*** Extracted data Section Begins ***
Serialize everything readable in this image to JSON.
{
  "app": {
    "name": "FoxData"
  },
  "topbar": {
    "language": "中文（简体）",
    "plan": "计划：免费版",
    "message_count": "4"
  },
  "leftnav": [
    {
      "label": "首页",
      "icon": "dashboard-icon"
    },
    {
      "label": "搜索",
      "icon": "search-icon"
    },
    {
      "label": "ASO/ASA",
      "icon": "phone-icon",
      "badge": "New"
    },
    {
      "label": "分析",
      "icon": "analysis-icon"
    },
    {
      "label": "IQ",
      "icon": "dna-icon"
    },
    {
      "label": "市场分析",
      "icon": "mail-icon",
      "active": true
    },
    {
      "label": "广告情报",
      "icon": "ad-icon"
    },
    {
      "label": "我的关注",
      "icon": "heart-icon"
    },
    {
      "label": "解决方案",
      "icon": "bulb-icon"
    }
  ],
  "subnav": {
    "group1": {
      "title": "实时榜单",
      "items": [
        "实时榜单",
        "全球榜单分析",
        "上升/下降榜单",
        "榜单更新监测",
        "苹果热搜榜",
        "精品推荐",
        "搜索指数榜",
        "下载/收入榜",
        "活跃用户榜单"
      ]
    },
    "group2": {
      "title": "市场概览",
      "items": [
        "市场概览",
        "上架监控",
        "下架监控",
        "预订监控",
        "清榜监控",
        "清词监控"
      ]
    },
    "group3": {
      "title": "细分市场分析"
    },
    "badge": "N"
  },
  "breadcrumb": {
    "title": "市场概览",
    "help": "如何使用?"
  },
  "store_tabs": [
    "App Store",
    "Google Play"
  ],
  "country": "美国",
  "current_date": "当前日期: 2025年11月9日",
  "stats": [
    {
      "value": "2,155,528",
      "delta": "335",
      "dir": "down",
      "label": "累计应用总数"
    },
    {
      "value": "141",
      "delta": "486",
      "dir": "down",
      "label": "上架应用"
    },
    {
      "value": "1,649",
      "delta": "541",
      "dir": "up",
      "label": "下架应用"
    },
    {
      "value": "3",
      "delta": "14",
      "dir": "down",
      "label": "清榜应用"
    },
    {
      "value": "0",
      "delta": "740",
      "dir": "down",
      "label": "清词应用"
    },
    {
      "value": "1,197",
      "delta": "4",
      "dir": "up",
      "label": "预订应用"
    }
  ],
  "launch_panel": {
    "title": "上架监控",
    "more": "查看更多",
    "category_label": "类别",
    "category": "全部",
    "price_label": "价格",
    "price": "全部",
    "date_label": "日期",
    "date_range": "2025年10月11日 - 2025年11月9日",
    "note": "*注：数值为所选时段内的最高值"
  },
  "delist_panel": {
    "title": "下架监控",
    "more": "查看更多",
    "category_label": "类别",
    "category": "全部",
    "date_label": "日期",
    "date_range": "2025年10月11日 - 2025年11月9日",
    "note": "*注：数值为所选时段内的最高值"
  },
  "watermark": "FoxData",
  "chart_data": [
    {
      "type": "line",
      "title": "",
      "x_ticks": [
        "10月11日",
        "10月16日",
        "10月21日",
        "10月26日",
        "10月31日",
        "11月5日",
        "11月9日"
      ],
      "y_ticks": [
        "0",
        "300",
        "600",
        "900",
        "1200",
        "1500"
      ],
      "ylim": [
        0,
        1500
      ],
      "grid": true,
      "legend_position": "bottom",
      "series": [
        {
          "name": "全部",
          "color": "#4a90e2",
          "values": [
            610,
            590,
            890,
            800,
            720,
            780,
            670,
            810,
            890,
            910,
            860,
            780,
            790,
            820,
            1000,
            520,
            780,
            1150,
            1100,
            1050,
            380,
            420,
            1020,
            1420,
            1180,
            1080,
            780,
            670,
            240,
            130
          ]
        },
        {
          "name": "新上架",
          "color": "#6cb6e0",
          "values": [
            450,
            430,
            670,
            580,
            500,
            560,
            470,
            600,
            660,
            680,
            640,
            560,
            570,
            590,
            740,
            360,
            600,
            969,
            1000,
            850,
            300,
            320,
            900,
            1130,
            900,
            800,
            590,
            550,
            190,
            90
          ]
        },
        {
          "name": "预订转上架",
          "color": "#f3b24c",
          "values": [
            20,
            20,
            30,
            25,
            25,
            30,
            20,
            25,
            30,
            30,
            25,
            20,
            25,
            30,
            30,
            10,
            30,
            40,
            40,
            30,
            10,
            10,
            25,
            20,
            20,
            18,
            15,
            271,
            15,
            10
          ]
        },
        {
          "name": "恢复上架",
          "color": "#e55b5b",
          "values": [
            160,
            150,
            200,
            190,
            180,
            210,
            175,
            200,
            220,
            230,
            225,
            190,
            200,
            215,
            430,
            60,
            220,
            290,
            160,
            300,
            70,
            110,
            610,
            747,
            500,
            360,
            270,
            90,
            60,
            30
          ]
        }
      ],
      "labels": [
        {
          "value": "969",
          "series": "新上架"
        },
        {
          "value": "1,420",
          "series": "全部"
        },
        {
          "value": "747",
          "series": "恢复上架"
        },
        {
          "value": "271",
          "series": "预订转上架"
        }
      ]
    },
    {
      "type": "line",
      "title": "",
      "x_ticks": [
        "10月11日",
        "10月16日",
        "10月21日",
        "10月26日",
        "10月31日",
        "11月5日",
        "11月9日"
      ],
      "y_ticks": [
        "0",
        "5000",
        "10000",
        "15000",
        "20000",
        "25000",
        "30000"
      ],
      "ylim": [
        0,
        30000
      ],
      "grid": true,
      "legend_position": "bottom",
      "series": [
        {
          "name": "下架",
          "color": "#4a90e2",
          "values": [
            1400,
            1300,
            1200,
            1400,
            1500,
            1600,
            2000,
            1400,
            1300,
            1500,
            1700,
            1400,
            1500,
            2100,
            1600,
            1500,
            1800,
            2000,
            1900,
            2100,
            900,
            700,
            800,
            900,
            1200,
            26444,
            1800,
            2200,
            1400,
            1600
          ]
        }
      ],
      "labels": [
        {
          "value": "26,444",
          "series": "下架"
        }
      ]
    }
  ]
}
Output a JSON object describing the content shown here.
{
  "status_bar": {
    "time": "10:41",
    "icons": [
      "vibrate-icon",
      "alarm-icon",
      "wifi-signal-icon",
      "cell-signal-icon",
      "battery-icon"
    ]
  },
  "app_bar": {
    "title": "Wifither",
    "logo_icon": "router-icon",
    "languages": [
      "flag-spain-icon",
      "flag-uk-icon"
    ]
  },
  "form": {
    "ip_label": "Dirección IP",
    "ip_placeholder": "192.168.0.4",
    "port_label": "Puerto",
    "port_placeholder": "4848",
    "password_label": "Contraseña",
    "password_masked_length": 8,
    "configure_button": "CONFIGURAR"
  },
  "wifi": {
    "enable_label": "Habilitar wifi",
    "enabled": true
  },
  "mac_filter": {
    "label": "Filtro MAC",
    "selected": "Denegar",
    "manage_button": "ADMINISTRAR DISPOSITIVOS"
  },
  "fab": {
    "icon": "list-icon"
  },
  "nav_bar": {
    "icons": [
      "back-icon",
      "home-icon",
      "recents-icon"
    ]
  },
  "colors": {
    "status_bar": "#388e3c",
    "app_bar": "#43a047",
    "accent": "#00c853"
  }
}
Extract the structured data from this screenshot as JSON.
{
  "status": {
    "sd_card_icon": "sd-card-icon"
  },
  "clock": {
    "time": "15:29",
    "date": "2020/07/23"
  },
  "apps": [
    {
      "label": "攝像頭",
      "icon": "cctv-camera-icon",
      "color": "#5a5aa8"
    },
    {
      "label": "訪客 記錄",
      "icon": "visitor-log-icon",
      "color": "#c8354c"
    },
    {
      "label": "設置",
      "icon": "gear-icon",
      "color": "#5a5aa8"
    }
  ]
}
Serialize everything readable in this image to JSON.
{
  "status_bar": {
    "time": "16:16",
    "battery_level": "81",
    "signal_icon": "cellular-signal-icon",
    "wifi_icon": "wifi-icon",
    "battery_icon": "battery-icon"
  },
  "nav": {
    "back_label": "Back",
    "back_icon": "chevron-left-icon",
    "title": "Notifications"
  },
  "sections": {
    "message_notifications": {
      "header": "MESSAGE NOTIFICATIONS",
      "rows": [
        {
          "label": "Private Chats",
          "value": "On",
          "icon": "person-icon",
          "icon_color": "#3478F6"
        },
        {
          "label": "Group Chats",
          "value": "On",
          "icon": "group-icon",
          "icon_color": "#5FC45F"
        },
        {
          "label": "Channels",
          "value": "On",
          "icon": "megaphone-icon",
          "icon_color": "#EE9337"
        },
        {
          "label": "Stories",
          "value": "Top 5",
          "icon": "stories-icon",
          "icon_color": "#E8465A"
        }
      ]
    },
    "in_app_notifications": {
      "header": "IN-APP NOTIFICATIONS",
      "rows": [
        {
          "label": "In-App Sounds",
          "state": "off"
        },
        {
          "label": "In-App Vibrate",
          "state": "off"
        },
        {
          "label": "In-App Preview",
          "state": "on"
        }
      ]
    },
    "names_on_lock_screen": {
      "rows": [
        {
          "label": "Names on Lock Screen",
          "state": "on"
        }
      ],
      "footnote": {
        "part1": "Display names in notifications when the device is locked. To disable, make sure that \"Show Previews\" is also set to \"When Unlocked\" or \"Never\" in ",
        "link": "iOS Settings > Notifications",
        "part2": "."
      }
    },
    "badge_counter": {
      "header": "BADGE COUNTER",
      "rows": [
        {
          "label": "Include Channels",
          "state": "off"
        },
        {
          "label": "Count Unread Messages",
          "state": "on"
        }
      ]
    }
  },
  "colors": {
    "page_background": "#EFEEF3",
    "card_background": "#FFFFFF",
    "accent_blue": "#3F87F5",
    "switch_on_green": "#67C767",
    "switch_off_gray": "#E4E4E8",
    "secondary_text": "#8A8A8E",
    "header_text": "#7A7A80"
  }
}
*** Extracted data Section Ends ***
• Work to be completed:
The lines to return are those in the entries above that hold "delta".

• Final answer:
      "delta": "335",
      "delta": "486",
      "delta": "541",
      "delta": "14",
      "delta": "740",
      "delta": "4",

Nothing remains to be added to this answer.